App and web page records:
▬▬▬▬▬▬

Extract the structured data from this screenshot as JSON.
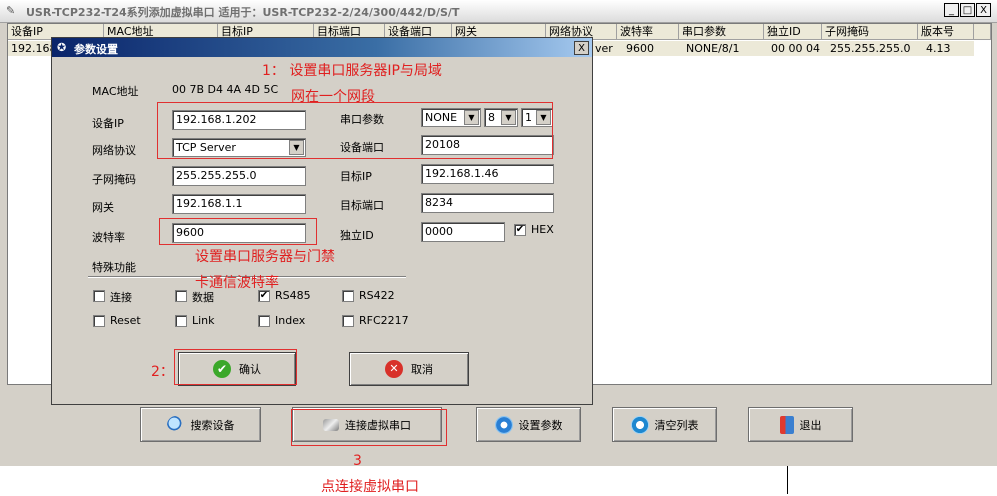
{
  "window": {
    "title": "USR-TCP232-T24系列添加虚拟串口  适用于：USR-TCP232-2/24/300/442/D/S/T",
    "min_label": "_",
    "max_label": "□",
    "close_label": "X"
  },
  "list": {
    "columns": [
      "设备IP",
      "MAC地址",
      "目标IP",
      "目标端口",
      "设备端口",
      "网关",
      "网络协议",
      "波特率",
      "串口参数",
      "独立ID",
      "子网掩码",
      "版本号"
    ],
    "row": {
      "ip": "192.168",
      "protocol": "ver",
      "baud": "9600",
      "serial": "NONE/8/1",
      "id": "00 00 04",
      "mask": "255.255.255.0",
      "version": "4.13"
    }
  },
  "toolbar": {
    "search": "搜索设备",
    "connect": "连接虚拟串口",
    "settings": "设置参数",
    "clear": "清空列表",
    "exit": "退出"
  },
  "dialog": {
    "title": "参数设置",
    "close_label": "X",
    "mac_label": "MAC地址",
    "mac_value": "00 7B D4 4A 4D 5C",
    "ip_label": "设备IP",
    "ip_value": "192.168.1.202",
    "protocol_label": "网络协议",
    "protocol_value": "TCP Server",
    "mask_label": "子网掩码",
    "mask_value": "255.255.255.0",
    "gateway_label": "网关",
    "gateway_value": "192.168.1.1",
    "baud_label": "波特率",
    "baud_value": "9600",
    "serial_label": "串口参数",
    "parity_value": "NONE",
    "databits_value": "8",
    "stopbits_value": "1",
    "port_label": "设备端口",
    "port_value": "20108",
    "target_ip_label": "目标IP",
    "target_ip_value": "192.168.1.46",
    "target_port_label": "目标端口",
    "target_port_value": "8234",
    "id_label": "独立ID",
    "id_value": "0000",
    "hex_label": "HEX",
    "special_label": "特殊功能",
    "checks": {
      "connect": "连接",
      "data": "数据",
      "rs485": "RS485",
      "rs422": "RS422",
      "reset": "Reset",
      "link": "Link",
      "index": "Index",
      "rfc2217": "RFC2217"
    },
    "check_mark": "✔",
    "ok": "确认",
    "cancel": "取消"
  },
  "annotations": {
    "note1_line1": "1：  设置串口服务器IP与局域",
    "note1_line2": "网在一个网段",
    "note_baud_line1": "设置串口服务器与门禁",
    "note_baud_line2": "卡通信波特率",
    "note2": "2：",
    "note3": "3",
    "note3_text": "点连接虚拟串口"
  }
}
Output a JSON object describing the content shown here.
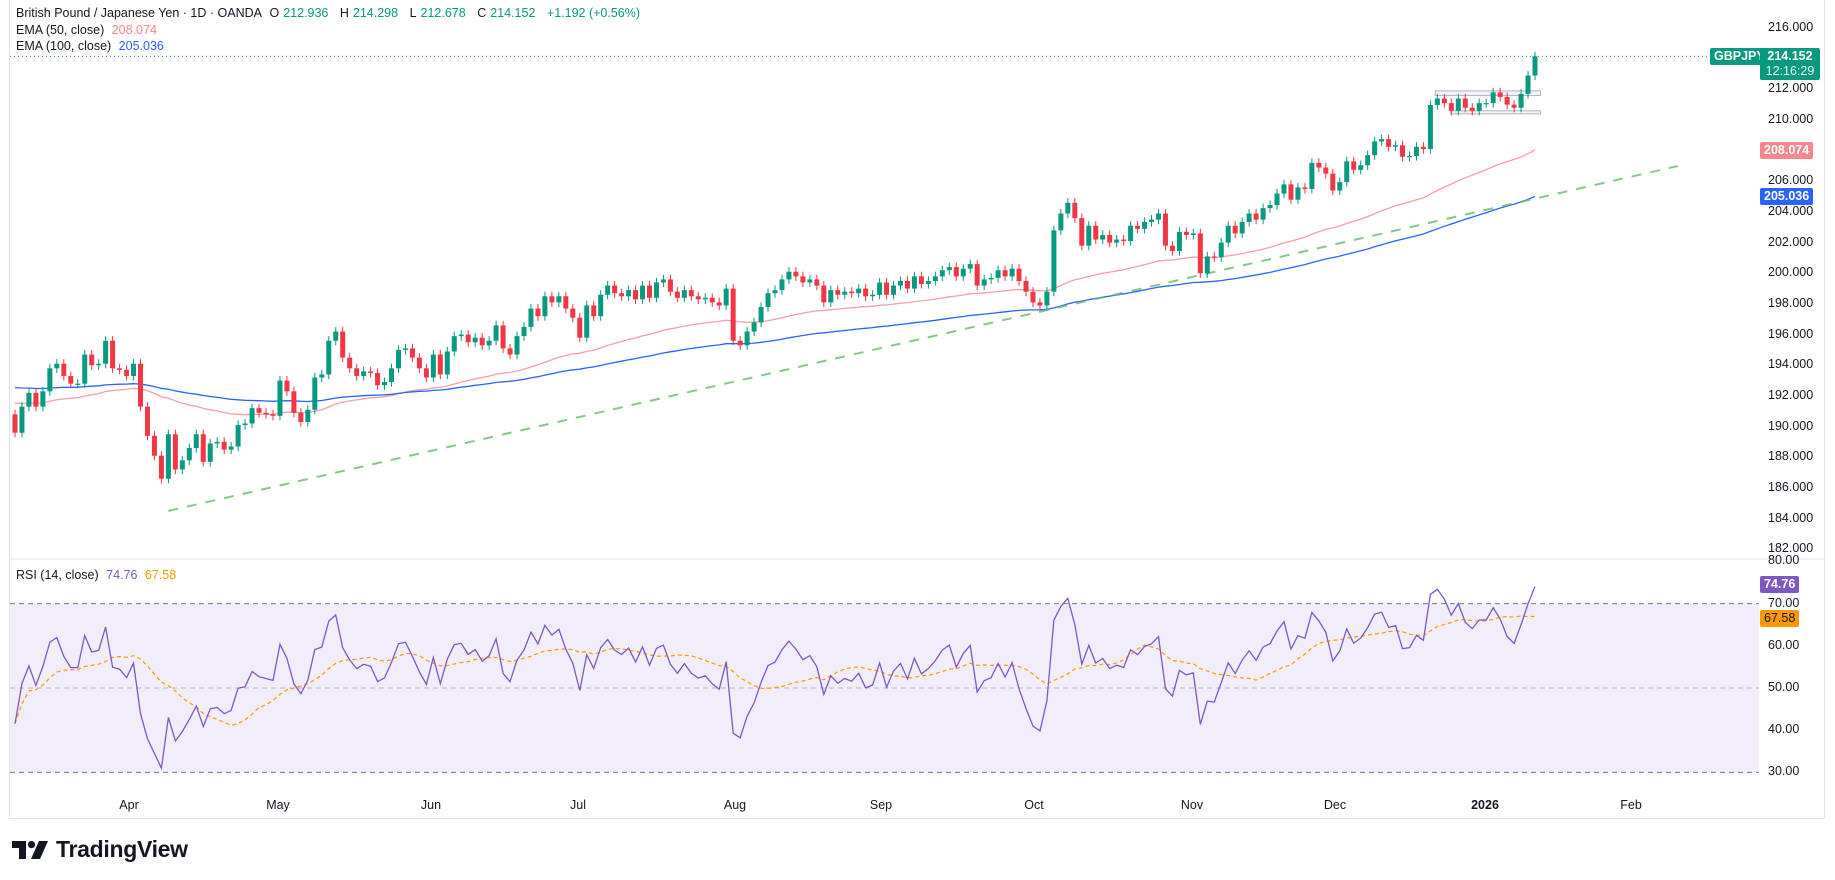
{
  "header": {
    "symbol_name": "British Pound / Japanese Yen · 1D · OANDA",
    "open_label": "O",
    "open": "212.936",
    "high_label": "H",
    "high": "214.298",
    "low_label": "L",
    "low": "212.678",
    "close_label": "C",
    "close": "214.152",
    "change": "+1.192 (+0.56%)"
  },
  "indicators": {
    "ema50": {
      "label": "EMA (50, close)",
      "value": "208.074",
      "color": "#f7525f"
    },
    "ema100": {
      "label": "EMA (100, close)",
      "value": "205.036",
      "color": "#2962ff"
    },
    "rsi": {
      "label": "RSI (14, close)",
      "value": "74.76",
      "ma_value": "67.58",
      "color": "#7e57c2",
      "ma_color": "#ff9800"
    }
  },
  "price_badges": {
    "ticker": "GBPJPY",
    "last_price": "214.152",
    "countdown": "12:16:29"
  },
  "colors": {
    "up": "#089981",
    "down": "#f23645",
    "trendline": "#66bb6a",
    "range_box": "#b2b5be"
  },
  "chart_data": {
    "type": "candlestick",
    "interval": "1D",
    "first_open": 190.8,
    "close": [
      189.6,
      191.3,
      192.2,
      191.3,
      192.3,
      193.8,
      194.1,
      193.3,
      192.8,
      192.8,
      194.7,
      194.0,
      194.1,
      195.6,
      193.8,
      193.7,
      193.3,
      194.1,
      191.3,
      189.4,
      188.1,
      186.6,
      189.5,
      187.2,
      187.8,
      188.6,
      189.5,
      187.7,
      188.9,
      189.0,
      188.5,
      188.7,
      190.1,
      190.2,
      191.2,
      190.9,
      190.8,
      190.7,
      193.0,
      192.3,
      190.9,
      190.3,
      191.1,
      193.2,
      193.4,
      195.6,
      196.2,
      194.5,
      193.8,
      193.3,
      193.6,
      193.5,
      192.7,
      192.9,
      193.8,
      195.0,
      195.1,
      194.5,
      193.8,
      193.2,
      194.7,
      193.4,
      194.9,
      195.9,
      196.0,
      195.5,
      195.8,
      195.3,
      195.6,
      196.6,
      195.1,
      194.7,
      195.9,
      196.5,
      197.7,
      197.2,
      198.5,
      198.1,
      198.5,
      197.7,
      197.1,
      195.8,
      197.9,
      197.2,
      198.6,
      199.2,
      198.7,
      198.5,
      198.9,
      198.3,
      199.2,
      198.4,
      199.4,
      199.6,
      198.8,
      198.4,
      198.9,
      198.5,
      198.3,
      198.4,
      198.1,
      197.9,
      199.0,
      195.6,
      195.3,
      196.2,
      196.8,
      197.8,
      198.7,
      198.9,
      199.6,
      200.1,
      199.8,
      199.4,
      199.6,
      199.2,
      198.1,
      198.9,
      198.6,
      198.8,
      198.7,
      199.0,
      198.5,
      198.6,
      199.4,
      198.6,
      199.2,
      199.5,
      199.0,
      199.8,
      199.3,
      199.5,
      199.8,
      200.2,
      200.4,
      199.8,
      200.3,
      200.6,
      199.2,
      199.6,
      199.7,
      200.2,
      199.8,
      200.3,
      199.5,
      198.8,
      198.1,
      197.9,
      198.8,
      202.8,
      203.9,
      204.6,
      203.6,
      201.8,
      203.1,
      202.2,
      202.5,
      202.0,
      202.2,
      202.1,
      203.1,
      202.9,
      203.35,
      203.5,
      203.9,
      201.8,
      201.45,
      202.7,
      202.5,
      202.6,
      200.0,
      201.1,
      201.05,
      202.0,
      203.1,
      202.6,
      203.35,
      203.9,
      203.5,
      204.25,
      204.45,
      205.2,
      205.8,
      204.8,
      205.6,
      205.5,
      207.2,
      206.9,
      206.5,
      205.4,
      205.95,
      207.3,
      206.75,
      207.05,
      207.7,
      208.6,
      208.75,
      208.25,
      208.35,
      207.6,
      207.65,
      208.25,
      208.1,
      210.98,
      211.4,
      211.1,
      210.6,
      211.4,
      210.8,
      210.6,
      211.1,
      211.1,
      211.8,
      211.5,
      211.0,
      210.8,
      211.7,
      212.9,
      214.152
    ],
    "ylim": [
      182,
      216
    ],
    "y_tick_labels": [
      "216.000",
      "212.000",
      "210.000",
      "206.000",
      "204.000",
      "202.000",
      "200.000",
      "198.000",
      "196.000",
      "194.000",
      "192.000",
      "190.000",
      "188.000",
      "186.000",
      "184.000",
      "182.000"
    ],
    "x_tick_labels": [
      "Apr",
      "May",
      "Jun",
      "Jul",
      "Aug",
      "Sep",
      "Oct",
      "Nov",
      "Dec",
      "2026",
      "Feb"
    ],
    "ema50_first": 191.6,
    "ema100_first": 192.6,
    "trendline": {
      "from": [
        22,
        184.5
      ],
      "to": [
        238.5,
        207.0
      ],
      "style": "dashed"
    },
    "range_boxes": [
      {
        "from": 203.7,
        "to": 218.8,
        "top": 211.9,
        "bottom": 211.6
      },
      {
        "from": 205.9,
        "to": 218.8,
        "top": 210.6,
        "bottom": 210.4
      }
    ],
    "rsi": {
      "ylim": [
        30,
        80
      ],
      "tick_labels": [
        "80.00",
        "70.00",
        "60.00",
        "50.00",
        "40.00",
        "30.00"
      ],
      "levels": [
        70,
        50,
        30
      ]
    }
  }
}
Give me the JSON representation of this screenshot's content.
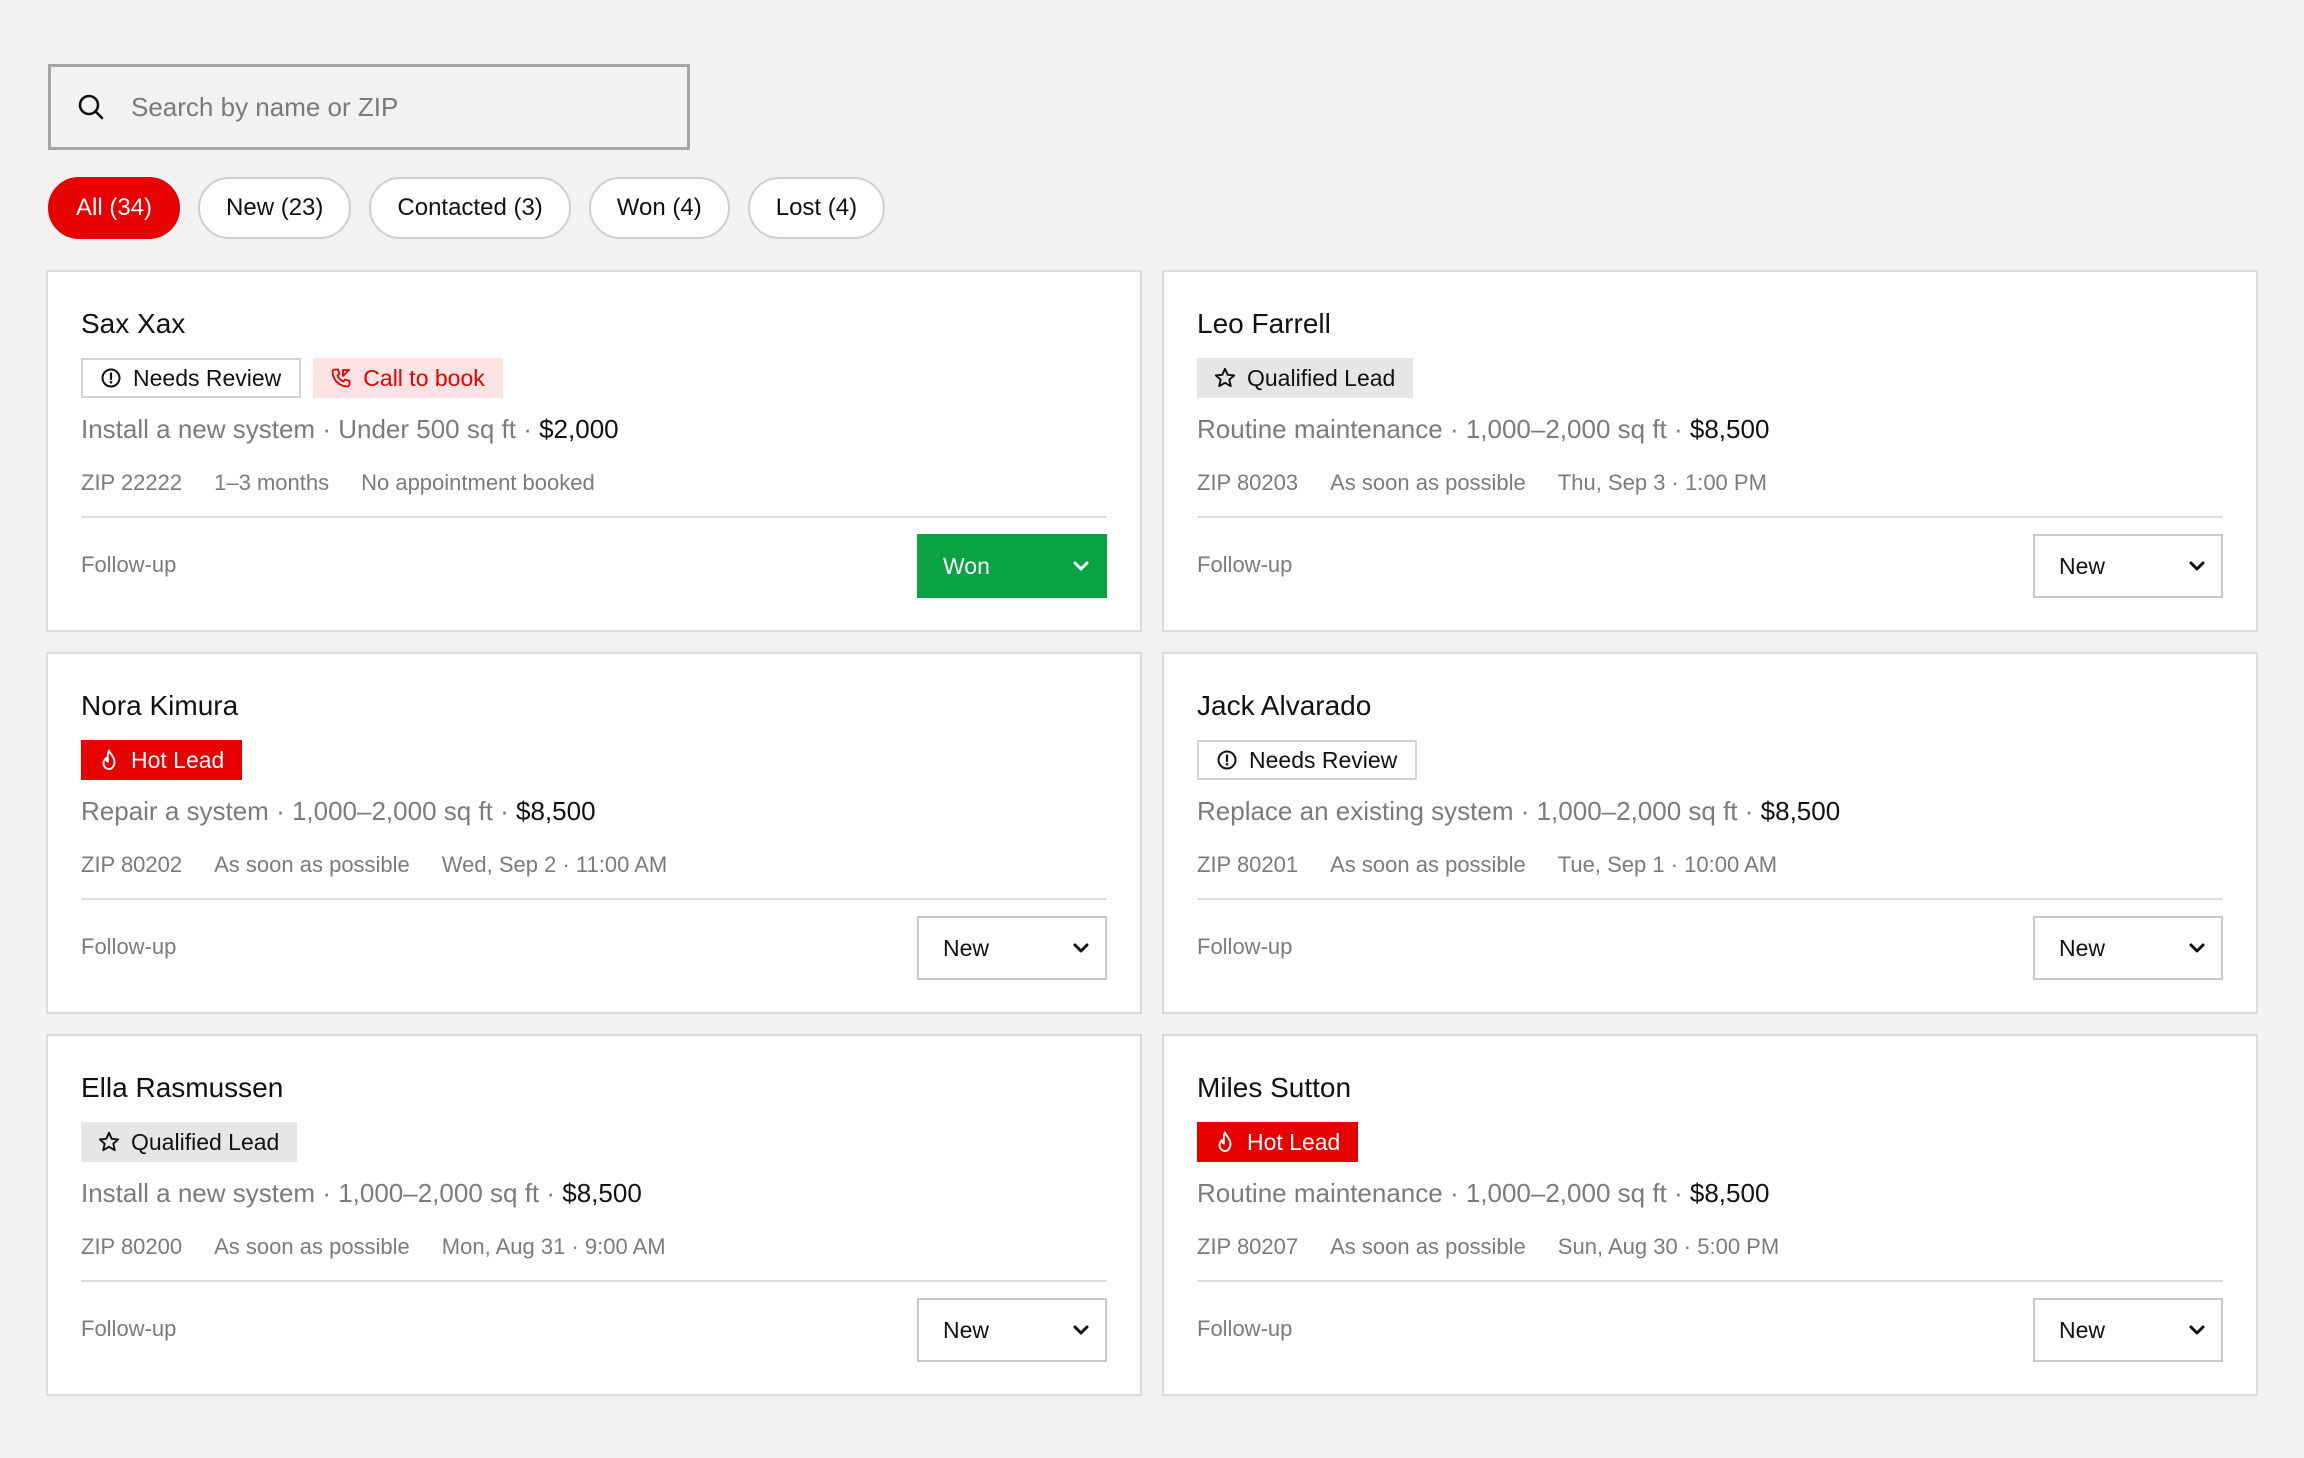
{
  "search": {
    "placeholder": "Search by name or ZIP",
    "icon": "search-icon"
  },
  "filters": [
    {
      "label": "All (34)",
      "active": true
    },
    {
      "label": "New (23)",
      "active": false
    },
    {
      "label": "Contacted (3)",
      "active": false
    },
    {
      "label": "Won (4)",
      "active": false
    },
    {
      "label": "Lost (4)",
      "active": false
    }
  ],
  "colors": {
    "accent_red": "#e60000",
    "won_green": "#0aa344",
    "call_bg": "#fde3e3",
    "qualified_bg": "#e6e6e6",
    "page_bg": "#f2f2f2"
  },
  "leads": [
    {
      "name": "Sax Xax",
      "badges": [
        {
          "type": "review",
          "label": "Needs Review",
          "icon": "alert-circle-icon"
        },
        {
          "type": "call",
          "label": "Call to book",
          "icon": "phone-icon"
        }
      ],
      "job": "Install a new system",
      "size": "Under 500 sq ft",
      "price": "$2,000",
      "zip": "ZIP 22222",
      "timeline": "1–3 months",
      "appointment": "No appointment booked",
      "followup_label": "Follow-up",
      "status": "Won"
    },
    {
      "name": "Leo Farrell",
      "badges": [
        {
          "type": "qualified",
          "label": "Qualified Lead",
          "icon": "star-icon"
        }
      ],
      "job": "Routine maintenance",
      "size": "1,000–2,000 sq ft",
      "price": "$8,500",
      "zip": "ZIP 80203",
      "timeline": "As soon as possible",
      "appointment": "Thu, Sep 3 · 1:00 PM",
      "followup_label": "Follow-up",
      "status": "New"
    },
    {
      "name": "Nora Kimura",
      "badges": [
        {
          "type": "hot",
          "label": "Hot Lead",
          "icon": "flame-icon"
        }
      ],
      "job": "Repair a system",
      "size": "1,000–2,000 sq ft",
      "price": "$8,500",
      "zip": "ZIP 80202",
      "timeline": "As soon as possible",
      "appointment": "Wed, Sep 2 · 11:00 AM",
      "followup_label": "Follow-up",
      "status": "New"
    },
    {
      "name": "Jack Alvarado",
      "badges": [
        {
          "type": "review",
          "label": "Needs Review",
          "icon": "alert-circle-icon"
        }
      ],
      "job": "Replace an existing system",
      "size": "1,000–2,000 sq ft",
      "price": "$8,500",
      "zip": "ZIP 80201",
      "timeline": "As soon as possible",
      "appointment": "Tue, Sep 1 · 10:00 AM",
      "followup_label": "Follow-up",
      "status": "New"
    },
    {
      "name": "Ella Rasmussen",
      "badges": [
        {
          "type": "qualified",
          "label": "Qualified Lead",
          "icon": "star-icon"
        }
      ],
      "job": "Install a new system",
      "size": "1,000–2,000 sq ft",
      "price": "$8,500",
      "zip": "ZIP 80200",
      "timeline": "As soon as possible",
      "appointment": "Mon, Aug 31 · 9:00 AM",
      "followup_label": "Follow-up",
      "status": "New"
    },
    {
      "name": "Miles Sutton",
      "badges": [
        {
          "type": "hot",
          "label": "Hot Lead",
          "icon": "flame-icon"
        }
      ],
      "job": "Routine maintenance",
      "size": "1,000–2,000 sq ft",
      "price": "$8,500",
      "zip": "ZIP 80207",
      "timeline": "As soon as possible",
      "appointment": "Sun, Aug 30 · 5:00 PM",
      "followup_label": "Follow-up",
      "status": "New"
    }
  ]
}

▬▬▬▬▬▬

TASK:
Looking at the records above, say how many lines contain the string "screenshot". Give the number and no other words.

RESULT OF THIS TASK:
2